--- Exercise directions ---
Return every line of the listing that includes the string "Market".

------ Records for this exercise

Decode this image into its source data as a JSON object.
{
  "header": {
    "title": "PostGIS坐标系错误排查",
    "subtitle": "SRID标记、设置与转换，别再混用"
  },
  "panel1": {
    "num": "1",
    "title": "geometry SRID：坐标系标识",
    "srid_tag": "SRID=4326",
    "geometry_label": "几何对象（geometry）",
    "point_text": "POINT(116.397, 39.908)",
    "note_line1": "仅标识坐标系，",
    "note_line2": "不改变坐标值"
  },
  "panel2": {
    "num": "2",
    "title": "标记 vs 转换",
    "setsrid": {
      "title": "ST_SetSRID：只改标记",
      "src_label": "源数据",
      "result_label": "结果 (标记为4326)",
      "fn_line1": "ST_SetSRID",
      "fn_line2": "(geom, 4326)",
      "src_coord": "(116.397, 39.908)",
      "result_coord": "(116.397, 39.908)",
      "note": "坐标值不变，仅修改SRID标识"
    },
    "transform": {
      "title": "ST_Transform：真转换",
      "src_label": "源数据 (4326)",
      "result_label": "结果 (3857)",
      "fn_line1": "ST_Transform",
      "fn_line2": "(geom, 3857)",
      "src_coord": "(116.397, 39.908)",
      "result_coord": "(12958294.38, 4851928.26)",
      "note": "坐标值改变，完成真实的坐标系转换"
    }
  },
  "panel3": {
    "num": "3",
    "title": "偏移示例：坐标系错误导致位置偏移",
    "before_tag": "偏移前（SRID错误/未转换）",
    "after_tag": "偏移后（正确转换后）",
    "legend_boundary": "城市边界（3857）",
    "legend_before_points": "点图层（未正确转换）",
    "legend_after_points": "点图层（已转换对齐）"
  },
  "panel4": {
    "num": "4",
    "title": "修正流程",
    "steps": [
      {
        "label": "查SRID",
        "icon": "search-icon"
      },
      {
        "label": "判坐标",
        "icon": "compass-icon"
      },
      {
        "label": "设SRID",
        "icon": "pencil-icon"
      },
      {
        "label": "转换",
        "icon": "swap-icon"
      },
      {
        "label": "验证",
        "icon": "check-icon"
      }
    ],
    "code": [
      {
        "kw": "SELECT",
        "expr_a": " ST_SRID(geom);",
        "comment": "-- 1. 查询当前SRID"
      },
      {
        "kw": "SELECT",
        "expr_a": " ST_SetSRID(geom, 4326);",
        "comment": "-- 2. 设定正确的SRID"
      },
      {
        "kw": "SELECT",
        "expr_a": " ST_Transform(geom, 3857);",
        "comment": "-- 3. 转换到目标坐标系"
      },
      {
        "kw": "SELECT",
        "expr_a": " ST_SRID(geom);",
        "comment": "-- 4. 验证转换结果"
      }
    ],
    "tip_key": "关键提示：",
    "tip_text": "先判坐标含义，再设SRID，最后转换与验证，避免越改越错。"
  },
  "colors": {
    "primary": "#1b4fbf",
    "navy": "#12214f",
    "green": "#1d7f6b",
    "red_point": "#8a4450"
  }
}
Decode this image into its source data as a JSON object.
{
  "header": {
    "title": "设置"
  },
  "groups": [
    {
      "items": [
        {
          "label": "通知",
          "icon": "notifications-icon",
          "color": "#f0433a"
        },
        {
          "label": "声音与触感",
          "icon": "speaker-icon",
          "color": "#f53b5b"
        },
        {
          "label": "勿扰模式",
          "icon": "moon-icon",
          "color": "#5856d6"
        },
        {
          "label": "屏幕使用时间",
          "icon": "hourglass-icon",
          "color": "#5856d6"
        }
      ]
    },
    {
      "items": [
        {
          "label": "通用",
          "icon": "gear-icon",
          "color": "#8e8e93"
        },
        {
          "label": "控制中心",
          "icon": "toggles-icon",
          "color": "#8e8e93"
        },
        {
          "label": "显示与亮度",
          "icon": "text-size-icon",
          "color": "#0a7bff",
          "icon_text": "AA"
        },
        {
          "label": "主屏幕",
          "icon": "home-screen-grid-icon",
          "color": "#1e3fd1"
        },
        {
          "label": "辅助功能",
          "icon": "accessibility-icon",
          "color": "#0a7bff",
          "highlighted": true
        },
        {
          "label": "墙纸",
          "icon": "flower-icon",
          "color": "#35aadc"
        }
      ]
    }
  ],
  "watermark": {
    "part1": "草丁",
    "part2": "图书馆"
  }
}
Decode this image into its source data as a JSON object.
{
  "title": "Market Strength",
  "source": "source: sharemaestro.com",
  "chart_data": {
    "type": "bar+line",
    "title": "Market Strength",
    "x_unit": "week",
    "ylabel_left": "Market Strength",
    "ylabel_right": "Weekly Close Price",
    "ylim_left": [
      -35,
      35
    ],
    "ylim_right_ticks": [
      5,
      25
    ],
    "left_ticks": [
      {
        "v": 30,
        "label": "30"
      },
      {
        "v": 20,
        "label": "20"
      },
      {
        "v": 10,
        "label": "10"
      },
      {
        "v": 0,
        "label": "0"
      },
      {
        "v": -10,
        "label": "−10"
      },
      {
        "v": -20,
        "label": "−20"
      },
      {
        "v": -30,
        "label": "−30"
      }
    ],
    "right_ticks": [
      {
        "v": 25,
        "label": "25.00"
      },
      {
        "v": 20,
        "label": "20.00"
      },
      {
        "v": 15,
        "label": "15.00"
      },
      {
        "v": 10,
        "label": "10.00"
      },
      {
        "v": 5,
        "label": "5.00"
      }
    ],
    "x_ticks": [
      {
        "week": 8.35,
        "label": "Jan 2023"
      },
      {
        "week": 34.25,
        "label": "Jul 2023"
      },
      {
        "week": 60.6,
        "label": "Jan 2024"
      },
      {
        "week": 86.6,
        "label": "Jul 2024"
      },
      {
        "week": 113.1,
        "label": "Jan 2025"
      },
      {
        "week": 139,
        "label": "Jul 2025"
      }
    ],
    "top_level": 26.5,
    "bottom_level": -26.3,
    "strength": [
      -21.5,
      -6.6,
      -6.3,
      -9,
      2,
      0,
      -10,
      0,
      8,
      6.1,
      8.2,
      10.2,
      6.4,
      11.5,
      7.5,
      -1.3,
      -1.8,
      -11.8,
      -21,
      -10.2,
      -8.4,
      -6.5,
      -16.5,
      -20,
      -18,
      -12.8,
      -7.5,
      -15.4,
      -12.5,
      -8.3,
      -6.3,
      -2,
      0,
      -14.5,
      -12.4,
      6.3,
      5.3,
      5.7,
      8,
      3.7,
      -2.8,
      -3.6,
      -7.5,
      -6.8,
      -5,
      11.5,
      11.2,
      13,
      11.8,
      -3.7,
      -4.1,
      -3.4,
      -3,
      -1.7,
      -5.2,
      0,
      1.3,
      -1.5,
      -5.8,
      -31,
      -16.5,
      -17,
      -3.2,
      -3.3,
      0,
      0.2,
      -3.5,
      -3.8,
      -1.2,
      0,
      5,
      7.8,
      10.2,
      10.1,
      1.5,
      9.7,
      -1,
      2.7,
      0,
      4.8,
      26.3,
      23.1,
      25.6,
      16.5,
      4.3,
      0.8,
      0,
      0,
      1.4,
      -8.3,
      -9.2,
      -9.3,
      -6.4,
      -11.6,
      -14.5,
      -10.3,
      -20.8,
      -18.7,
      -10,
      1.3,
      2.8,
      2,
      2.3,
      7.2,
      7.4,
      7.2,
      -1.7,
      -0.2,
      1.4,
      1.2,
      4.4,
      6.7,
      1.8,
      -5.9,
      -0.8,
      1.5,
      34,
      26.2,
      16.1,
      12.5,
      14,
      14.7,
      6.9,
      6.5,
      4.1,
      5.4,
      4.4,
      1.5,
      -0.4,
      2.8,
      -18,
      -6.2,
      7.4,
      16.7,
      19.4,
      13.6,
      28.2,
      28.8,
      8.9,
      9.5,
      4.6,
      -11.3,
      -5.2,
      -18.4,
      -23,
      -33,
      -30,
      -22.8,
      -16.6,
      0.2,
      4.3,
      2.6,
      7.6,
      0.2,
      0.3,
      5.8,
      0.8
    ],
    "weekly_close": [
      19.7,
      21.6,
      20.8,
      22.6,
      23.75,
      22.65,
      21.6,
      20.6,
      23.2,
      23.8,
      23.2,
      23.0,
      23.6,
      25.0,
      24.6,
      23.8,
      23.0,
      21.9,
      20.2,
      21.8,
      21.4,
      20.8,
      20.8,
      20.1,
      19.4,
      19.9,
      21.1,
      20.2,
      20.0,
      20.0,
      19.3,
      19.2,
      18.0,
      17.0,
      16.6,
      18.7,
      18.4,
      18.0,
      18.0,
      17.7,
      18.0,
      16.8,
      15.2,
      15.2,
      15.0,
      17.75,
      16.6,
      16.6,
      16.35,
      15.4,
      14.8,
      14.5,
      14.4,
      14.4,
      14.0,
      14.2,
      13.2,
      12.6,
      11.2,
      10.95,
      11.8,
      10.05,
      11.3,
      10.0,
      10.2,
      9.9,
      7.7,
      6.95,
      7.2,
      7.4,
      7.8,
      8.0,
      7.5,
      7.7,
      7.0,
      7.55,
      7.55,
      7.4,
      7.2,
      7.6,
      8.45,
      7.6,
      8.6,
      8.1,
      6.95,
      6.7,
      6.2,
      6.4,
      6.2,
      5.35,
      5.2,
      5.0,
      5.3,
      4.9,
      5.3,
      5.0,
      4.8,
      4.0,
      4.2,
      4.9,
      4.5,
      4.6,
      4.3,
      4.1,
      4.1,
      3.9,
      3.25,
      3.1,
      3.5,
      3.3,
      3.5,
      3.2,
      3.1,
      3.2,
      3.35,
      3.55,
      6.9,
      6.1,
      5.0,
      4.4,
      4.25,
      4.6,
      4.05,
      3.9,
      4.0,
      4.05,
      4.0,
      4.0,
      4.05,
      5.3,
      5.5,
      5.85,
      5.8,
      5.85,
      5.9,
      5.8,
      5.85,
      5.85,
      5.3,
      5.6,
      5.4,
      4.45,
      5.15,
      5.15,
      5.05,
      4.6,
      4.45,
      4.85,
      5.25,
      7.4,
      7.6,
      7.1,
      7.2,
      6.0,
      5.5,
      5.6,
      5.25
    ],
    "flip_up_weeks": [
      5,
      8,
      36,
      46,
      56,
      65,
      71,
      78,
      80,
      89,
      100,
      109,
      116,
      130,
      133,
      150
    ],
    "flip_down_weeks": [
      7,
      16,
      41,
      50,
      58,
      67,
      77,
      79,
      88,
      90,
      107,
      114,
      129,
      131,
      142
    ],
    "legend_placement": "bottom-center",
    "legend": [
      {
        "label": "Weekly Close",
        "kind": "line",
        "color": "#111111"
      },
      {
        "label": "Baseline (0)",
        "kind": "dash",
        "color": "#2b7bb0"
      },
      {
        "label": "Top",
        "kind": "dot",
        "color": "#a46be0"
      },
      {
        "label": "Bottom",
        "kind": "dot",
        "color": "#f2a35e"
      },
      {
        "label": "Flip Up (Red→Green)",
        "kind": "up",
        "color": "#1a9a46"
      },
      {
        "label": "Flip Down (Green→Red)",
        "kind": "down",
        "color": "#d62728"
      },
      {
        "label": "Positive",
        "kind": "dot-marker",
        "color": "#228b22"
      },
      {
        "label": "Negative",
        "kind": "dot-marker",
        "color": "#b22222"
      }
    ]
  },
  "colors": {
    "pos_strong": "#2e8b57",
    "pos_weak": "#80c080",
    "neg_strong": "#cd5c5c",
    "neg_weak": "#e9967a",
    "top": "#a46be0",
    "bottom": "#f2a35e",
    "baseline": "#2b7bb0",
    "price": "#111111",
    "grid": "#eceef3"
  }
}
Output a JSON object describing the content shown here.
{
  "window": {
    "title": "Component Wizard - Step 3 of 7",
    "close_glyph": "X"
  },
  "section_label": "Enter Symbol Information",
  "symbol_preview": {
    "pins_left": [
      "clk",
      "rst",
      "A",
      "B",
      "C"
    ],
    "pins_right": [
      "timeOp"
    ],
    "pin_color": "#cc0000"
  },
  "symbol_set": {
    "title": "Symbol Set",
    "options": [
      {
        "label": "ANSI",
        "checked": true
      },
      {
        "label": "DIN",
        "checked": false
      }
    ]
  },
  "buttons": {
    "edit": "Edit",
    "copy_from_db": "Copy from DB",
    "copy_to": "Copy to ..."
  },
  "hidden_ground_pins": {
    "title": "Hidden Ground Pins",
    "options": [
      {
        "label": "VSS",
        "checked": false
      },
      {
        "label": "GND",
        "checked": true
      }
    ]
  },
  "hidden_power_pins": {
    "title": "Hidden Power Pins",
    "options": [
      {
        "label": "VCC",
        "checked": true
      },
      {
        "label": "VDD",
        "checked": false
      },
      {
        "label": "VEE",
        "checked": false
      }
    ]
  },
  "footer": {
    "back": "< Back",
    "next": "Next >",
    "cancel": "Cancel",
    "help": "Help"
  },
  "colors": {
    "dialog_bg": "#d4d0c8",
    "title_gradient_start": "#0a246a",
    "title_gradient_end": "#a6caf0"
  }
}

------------

--- Solution to this exercise ---
  "title": "Market Strength",
    "title": "Market Strength",
    "ylabel_left": "Market Strength",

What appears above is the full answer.